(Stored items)
+-------+

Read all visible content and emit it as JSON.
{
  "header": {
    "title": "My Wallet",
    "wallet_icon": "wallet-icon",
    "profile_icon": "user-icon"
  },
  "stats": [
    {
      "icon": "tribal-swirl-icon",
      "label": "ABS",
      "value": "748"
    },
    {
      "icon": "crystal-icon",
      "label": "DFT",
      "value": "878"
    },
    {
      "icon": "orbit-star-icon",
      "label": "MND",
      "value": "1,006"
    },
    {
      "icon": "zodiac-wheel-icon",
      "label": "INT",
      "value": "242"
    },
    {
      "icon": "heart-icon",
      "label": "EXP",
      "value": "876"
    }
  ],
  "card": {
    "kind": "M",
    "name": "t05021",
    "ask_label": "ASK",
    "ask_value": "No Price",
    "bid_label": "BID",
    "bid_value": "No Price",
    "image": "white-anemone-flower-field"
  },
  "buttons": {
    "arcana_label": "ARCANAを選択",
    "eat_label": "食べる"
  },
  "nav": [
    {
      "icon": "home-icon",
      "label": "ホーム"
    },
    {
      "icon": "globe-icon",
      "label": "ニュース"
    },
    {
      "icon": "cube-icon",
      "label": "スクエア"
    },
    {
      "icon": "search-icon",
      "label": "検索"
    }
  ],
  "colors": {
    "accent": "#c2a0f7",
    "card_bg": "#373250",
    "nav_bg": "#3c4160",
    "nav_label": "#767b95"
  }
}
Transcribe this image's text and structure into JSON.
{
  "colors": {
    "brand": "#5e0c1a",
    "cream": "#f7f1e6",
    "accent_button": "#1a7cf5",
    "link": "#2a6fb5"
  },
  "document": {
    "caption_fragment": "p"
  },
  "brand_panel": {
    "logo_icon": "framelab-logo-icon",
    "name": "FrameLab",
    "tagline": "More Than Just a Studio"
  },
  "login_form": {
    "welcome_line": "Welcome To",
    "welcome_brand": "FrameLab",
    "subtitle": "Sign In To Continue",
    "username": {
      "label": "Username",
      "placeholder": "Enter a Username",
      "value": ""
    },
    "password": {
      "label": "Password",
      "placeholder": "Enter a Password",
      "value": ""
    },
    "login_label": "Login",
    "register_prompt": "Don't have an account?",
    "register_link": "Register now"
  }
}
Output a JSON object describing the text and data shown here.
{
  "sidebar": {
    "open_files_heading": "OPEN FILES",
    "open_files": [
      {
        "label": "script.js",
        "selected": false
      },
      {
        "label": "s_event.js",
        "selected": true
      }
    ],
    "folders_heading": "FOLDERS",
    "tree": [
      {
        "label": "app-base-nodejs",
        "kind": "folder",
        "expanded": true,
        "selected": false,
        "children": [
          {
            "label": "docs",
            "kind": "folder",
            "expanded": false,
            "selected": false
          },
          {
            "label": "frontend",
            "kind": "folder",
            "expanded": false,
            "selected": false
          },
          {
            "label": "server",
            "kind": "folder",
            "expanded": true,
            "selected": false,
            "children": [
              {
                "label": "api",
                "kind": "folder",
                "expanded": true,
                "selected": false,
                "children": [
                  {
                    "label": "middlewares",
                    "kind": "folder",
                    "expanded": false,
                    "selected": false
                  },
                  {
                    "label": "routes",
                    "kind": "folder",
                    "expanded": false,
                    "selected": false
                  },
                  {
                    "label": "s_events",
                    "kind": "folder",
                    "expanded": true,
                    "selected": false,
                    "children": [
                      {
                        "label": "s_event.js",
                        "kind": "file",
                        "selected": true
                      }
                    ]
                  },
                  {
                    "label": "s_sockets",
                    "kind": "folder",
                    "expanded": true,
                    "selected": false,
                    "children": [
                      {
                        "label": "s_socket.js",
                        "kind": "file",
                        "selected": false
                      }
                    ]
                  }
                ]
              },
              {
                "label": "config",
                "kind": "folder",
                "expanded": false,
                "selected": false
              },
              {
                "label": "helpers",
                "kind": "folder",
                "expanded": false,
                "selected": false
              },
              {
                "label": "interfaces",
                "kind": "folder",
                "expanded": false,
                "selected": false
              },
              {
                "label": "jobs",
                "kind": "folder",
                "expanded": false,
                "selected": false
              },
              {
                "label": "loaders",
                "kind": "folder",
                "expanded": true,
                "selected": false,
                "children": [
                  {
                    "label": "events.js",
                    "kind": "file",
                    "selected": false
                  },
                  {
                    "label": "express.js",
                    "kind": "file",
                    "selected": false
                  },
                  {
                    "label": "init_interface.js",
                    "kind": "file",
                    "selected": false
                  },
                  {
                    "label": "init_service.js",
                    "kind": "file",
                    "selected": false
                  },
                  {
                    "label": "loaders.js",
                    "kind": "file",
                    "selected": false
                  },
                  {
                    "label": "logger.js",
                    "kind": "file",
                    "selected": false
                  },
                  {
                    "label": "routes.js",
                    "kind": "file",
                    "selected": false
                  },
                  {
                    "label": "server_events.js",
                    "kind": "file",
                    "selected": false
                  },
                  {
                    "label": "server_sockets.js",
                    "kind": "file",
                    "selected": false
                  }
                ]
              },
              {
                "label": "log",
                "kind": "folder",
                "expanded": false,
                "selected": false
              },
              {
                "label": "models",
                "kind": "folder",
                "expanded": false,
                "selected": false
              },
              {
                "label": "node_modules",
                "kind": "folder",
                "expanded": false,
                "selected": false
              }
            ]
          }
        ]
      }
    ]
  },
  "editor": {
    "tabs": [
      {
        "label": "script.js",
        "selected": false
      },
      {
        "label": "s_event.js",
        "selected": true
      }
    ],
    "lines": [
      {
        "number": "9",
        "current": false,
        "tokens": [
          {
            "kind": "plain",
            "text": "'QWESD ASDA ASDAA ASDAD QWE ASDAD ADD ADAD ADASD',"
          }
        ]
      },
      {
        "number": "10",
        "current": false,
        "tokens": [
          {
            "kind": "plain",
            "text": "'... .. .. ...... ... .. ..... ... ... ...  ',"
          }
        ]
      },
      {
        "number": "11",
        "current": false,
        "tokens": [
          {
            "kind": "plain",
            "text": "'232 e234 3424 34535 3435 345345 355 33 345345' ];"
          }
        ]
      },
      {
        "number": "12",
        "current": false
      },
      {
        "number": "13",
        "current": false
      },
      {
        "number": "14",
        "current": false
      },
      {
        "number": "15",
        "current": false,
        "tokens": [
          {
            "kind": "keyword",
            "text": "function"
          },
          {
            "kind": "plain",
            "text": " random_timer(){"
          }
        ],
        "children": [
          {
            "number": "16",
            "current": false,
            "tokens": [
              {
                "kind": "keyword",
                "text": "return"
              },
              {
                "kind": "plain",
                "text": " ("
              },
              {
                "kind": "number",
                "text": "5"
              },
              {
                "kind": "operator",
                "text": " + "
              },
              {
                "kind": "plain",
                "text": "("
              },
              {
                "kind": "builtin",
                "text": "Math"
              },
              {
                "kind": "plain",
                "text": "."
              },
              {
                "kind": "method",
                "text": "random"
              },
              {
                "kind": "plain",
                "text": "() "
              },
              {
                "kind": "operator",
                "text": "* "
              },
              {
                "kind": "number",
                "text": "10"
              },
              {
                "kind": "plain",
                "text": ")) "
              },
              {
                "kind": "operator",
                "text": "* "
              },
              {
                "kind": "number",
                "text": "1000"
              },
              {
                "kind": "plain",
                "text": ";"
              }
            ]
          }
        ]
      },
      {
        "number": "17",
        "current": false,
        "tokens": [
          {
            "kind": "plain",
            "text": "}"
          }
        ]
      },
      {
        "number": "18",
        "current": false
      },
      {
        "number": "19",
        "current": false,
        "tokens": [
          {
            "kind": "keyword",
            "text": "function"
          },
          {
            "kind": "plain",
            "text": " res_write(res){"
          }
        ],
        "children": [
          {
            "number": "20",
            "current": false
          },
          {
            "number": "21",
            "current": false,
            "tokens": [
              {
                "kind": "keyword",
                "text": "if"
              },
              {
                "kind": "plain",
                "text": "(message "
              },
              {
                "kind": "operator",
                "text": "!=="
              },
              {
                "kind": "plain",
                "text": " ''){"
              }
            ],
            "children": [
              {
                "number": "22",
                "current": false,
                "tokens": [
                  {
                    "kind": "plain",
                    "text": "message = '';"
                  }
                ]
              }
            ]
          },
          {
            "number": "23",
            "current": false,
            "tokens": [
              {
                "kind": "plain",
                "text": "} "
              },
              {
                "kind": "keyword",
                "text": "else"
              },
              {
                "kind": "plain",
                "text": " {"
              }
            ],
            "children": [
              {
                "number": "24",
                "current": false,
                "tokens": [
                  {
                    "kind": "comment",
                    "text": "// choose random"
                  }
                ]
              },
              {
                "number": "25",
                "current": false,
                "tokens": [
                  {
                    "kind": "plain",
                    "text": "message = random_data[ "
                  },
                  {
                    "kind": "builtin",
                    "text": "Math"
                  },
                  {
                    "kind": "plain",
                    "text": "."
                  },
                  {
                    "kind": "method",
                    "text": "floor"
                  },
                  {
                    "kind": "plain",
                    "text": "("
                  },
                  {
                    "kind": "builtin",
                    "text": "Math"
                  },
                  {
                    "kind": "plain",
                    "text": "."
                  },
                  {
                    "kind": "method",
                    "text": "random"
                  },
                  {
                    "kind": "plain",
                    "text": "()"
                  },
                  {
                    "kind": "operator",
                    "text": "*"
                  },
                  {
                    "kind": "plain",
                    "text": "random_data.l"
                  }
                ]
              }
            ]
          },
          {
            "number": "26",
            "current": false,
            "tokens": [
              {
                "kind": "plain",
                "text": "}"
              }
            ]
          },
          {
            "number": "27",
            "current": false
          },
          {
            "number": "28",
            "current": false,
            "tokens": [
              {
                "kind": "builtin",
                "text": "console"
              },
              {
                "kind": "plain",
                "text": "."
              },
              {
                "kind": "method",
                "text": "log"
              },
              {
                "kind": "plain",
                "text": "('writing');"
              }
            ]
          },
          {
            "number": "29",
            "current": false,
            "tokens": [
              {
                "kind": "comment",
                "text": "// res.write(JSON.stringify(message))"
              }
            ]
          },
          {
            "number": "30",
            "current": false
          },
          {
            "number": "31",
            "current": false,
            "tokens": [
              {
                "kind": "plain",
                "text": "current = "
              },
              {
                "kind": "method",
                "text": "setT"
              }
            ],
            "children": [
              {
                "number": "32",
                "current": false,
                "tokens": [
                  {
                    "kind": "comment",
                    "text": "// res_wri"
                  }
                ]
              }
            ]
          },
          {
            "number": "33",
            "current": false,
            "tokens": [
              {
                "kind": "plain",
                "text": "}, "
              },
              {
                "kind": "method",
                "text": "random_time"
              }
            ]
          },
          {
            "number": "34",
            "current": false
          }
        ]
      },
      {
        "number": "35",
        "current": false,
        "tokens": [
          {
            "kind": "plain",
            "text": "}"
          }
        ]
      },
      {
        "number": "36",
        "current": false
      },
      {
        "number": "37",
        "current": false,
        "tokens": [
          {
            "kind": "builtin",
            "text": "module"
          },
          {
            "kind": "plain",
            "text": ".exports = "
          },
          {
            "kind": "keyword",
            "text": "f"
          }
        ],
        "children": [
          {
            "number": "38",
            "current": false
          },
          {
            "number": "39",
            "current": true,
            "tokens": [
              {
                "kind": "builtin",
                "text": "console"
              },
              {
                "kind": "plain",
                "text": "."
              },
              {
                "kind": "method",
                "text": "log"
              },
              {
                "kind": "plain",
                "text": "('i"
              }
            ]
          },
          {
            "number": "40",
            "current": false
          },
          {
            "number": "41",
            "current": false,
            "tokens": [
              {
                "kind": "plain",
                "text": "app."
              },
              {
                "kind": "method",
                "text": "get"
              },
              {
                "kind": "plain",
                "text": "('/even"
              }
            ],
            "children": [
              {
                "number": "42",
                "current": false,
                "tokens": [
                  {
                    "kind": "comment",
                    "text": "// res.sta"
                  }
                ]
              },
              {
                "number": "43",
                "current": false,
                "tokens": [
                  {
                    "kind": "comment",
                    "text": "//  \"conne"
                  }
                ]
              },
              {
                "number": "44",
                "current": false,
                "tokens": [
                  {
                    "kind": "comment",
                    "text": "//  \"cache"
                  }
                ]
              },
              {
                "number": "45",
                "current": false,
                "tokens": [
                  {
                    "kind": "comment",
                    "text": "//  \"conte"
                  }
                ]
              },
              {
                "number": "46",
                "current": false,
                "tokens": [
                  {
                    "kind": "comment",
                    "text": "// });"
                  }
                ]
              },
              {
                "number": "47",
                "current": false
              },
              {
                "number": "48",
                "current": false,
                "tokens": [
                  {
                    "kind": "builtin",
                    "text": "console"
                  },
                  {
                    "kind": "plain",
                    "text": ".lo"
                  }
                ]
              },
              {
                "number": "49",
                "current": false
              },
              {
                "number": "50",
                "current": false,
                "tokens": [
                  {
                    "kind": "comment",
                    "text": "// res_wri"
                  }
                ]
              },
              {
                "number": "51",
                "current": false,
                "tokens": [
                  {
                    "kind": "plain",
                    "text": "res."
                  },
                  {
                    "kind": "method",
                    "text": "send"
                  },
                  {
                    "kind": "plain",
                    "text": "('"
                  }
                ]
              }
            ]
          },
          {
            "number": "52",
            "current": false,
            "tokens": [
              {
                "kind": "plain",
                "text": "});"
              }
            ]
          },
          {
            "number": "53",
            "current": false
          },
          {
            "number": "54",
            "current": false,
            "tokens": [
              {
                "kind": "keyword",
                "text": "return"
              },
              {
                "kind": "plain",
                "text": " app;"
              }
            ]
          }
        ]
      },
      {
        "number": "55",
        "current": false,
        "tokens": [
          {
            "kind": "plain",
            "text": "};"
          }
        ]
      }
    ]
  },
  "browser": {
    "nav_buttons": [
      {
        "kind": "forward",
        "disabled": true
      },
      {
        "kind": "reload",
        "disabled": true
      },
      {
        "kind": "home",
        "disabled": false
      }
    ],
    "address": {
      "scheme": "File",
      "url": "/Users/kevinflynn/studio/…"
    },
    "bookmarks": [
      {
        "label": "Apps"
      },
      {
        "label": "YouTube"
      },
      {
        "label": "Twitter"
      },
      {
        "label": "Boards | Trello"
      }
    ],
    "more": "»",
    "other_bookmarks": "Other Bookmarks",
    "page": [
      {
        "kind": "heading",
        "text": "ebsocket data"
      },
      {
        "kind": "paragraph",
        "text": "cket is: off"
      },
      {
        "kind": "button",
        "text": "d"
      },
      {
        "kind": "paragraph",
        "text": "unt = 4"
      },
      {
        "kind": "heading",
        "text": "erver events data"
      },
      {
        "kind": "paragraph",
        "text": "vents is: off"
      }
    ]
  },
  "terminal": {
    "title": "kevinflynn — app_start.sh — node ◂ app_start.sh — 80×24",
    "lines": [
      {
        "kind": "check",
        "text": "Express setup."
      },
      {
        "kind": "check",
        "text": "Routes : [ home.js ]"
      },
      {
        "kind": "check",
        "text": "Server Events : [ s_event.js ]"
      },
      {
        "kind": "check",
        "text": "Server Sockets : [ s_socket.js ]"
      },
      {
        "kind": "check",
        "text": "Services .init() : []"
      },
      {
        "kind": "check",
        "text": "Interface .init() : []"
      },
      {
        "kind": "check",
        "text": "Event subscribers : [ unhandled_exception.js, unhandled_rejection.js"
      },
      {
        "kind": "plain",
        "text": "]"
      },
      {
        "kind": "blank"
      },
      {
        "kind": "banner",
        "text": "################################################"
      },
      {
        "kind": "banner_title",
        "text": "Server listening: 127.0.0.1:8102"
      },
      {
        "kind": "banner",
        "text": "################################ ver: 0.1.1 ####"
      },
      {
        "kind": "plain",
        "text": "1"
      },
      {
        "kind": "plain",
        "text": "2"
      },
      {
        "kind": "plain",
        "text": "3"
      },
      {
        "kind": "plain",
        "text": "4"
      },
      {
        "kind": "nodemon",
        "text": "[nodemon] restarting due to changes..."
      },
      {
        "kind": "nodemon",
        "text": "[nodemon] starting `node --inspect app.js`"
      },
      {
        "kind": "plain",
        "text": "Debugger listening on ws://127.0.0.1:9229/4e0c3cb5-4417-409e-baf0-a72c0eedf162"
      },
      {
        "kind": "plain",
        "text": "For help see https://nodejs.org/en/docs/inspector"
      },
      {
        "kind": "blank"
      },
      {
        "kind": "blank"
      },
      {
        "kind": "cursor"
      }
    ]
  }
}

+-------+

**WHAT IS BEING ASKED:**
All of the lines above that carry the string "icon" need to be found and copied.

**SOLUTION BELOW:**
    "wallet_icon": "wallet-icon",
    "profile_icon": "user-icon"
      "icon": "tribal-swirl-icon",
      "icon": "crystal-icon",
      "icon": "orbit-star-icon",
      "icon": "zodiac-wheel-icon",
      "icon": "heart-icon",
      "icon": "home-icon",
      "icon": "globe-icon",
      "icon": "cube-icon",
      "icon": "search-icon",
    "logo_icon": "framelab-logo-icon",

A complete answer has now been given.